The majority-state-owned Fortum said it aims to retreat from the Russian market and write down its pipeline exposure.

A Fortum power plant in Chelyabinsk, Russia (file photo). Image: Kimmo Porttila / Yle

Finland's biggest energy company, Fortum, said on Tuesday that it will take a loss of nearly one billion euros related to the cancelled Nord Stream 2 pipeline project.

Its German subsidiary Uniper has an outstanding loan to the project company that totals 987 million euros including accrued interest. Fortum said it will write down its receivables and forfeit expected interest income of some 100 million euros annually.

The majority state-owned Fortum also said it aims to sell off its Uniper power plants in Russia.

Uniper shares leaped by more than nine percent and Fortum's by almost seven percent after the parent company signalled its retreat from the Russian market and wrote down its exposure to the pipeline. The two issues have raised investor concern since Russia's attack on Ukraine, and Germany's subsequent decision to pull the plug on the pipeline, which was intended to transport Russian fossil gas to continental Europe.

Uniper shares had lost more than half their value since the beginning of this year.

Fortum said that Uniper has been preparing for the possible sale of its separately listed Russian subsidiary Unipro since the end of last year, and that this process will be resumed as soon as possible.

Uniper still buying Russian coal

Unipro has five power plants in Russia with a combined production capacity of more than 11 gigawatts and 4,300 employees. Altogether Uniper and Fortum own a dozen power plants in Russia, mostly gas-powered.

Uniper has halted all new investments in Russia and fund transfers to Unipro.

The German firm said it will not extend or begin new coal or gas procurement contracts with Russian suppliers. However, Uniper "will continue with the existing, long-term gas import contracts from Russia as they play an important role in securing heating for German households and gas for industrial processes in Europe," Fortum VP Ingela Ulfves said in a statement on Tuesday.

Fortum, which is nearly 51 percent owned by the Finnish state, is by far the country's largest energy company.
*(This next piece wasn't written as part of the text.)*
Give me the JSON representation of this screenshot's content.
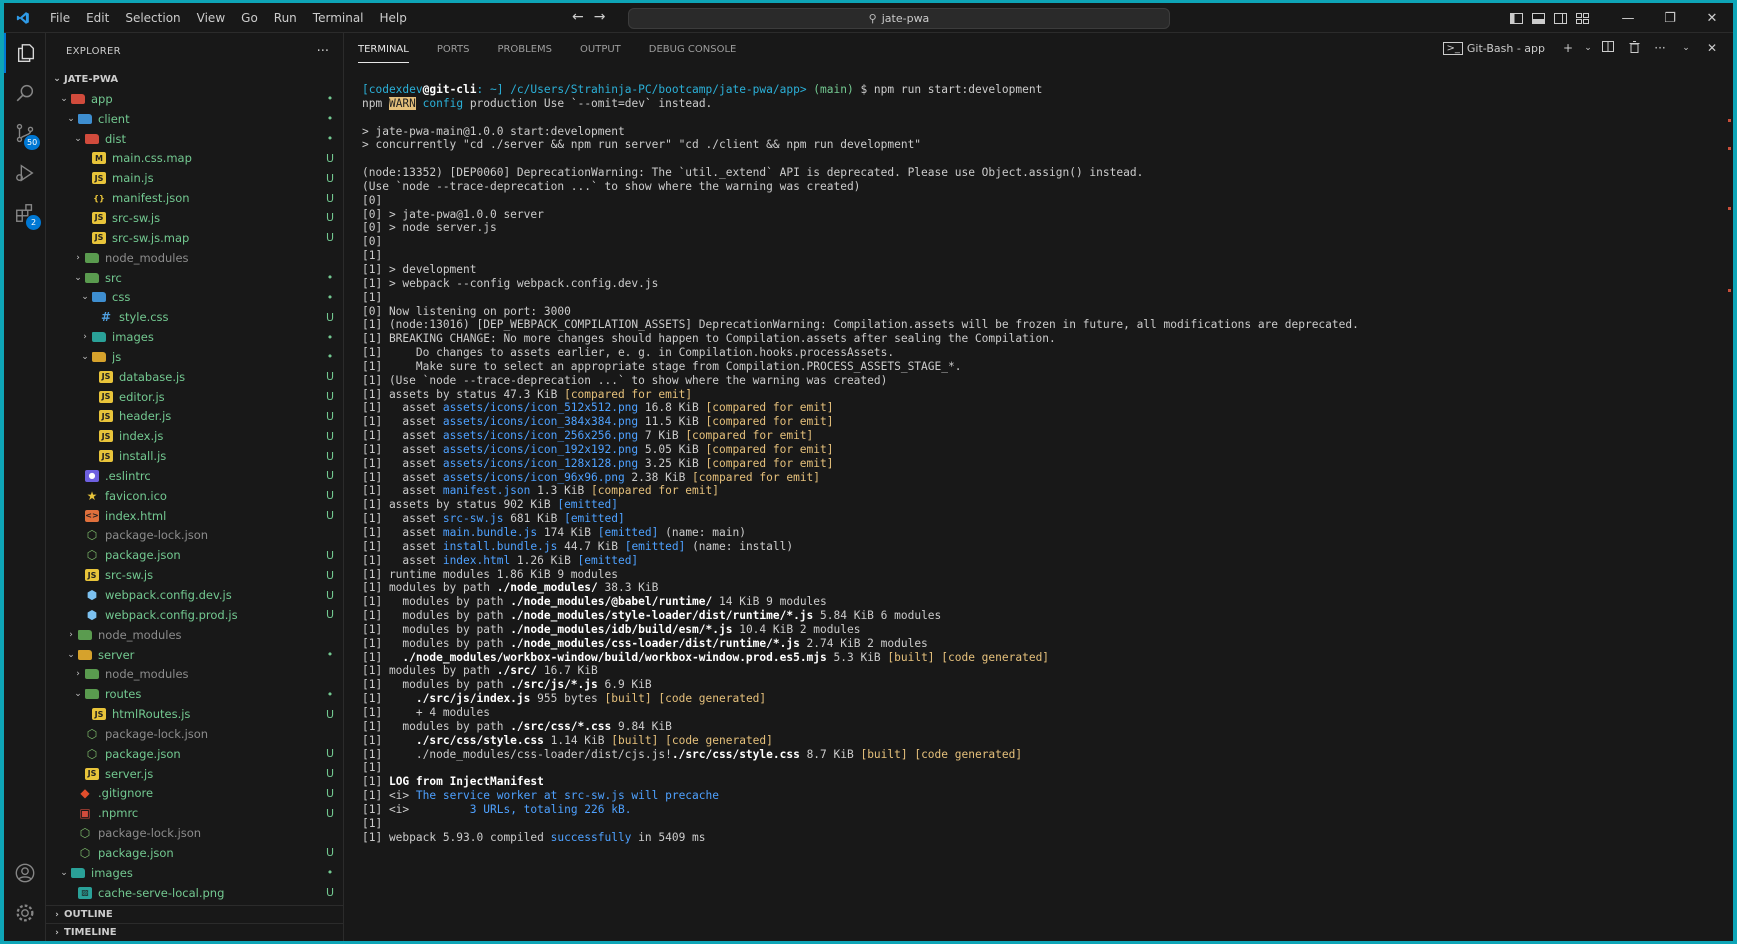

Last Thursday, it said had stopped all new investment projects in Russia.

Fortum's operations in Russia, including the Nord Stream investment, were estimated to be worth some 5.5 billion euros. Last year, Russian operations accounted for about one-fifth of the group's total profit.

Fortum also owns 34 percent of the planned Fennovoima nuclear power plant in western Finland, which was to be built by a Russian state firm, with key equipment to be manufactured in eastern Ukraine.

Two days after the invasion, Minister for Economic Affairs Mika Lintilä (Cen) indicated that the project would be put on hold indefinitely.